Priya M. Patel was one of the environmental commission speakers, and noted any legislation drawn up would be similar to proposed state legislation S2776/A4330, a bill designed to accomplish the same goal.

Speaking with TAPinto after the meeting, Patel said that the long line of people who spoke in favor of such an ordinance being drafted made it clear to her that it was time to move forward.

"One of our students said it best," Patel said. "He said if not now, when...how much longer are we going to wait? How many more towns are going to pass these ordinances? We need to do this now."

One of the residents who spoke during public comments was Jeannie Golden. She echoed Patel's thoughts about other towns passing this type of legislation before Millburn had done so.

"I think it's extremely important," Golden said. "Especially since a precedent has already been set by nearby communities including Maplewood/South Orange and now it's being taken up by Summit. There's no reason why Millburn should not pass this ordinance."

One of the main points of debate from committee members before the vote on passing the legislation was what the impact would be on the business community. Millburn Deli owner Andrew Morgan was in attendance at last night's meeting as a representative of the business district.

Morgan and others in the merchant community were consulted by the environmental commission. While speaking with TAPinto, Morgan said that he felt the process has been equitable for his business so far.

"I think so," Morgan said. "I think that so far, everyone's been willing to listen to my concerns. And my concerns have always been about the practicality of implementation, not the theoretical benefit of the ordinance."

Finally, after hearing from township residents, and discussing the matter among themselves, the township committee voted unanimously to move forward with drafting an ordinance that would be proposed and voted on at a later date.

Mayor Diane Eglow spoke for the committee after the meeting.
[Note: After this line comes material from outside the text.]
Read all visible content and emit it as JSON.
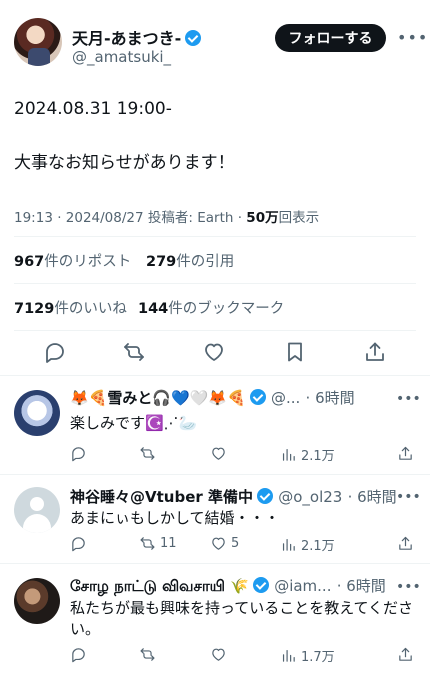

She felt comfortable in saying that there was enough support among the group to get something passed.

"I'm 100 percent comfortable," Eglow said. "I think we have a great resolution that we're working [with] as a template, and I believe we have five votes. [So] we've got this."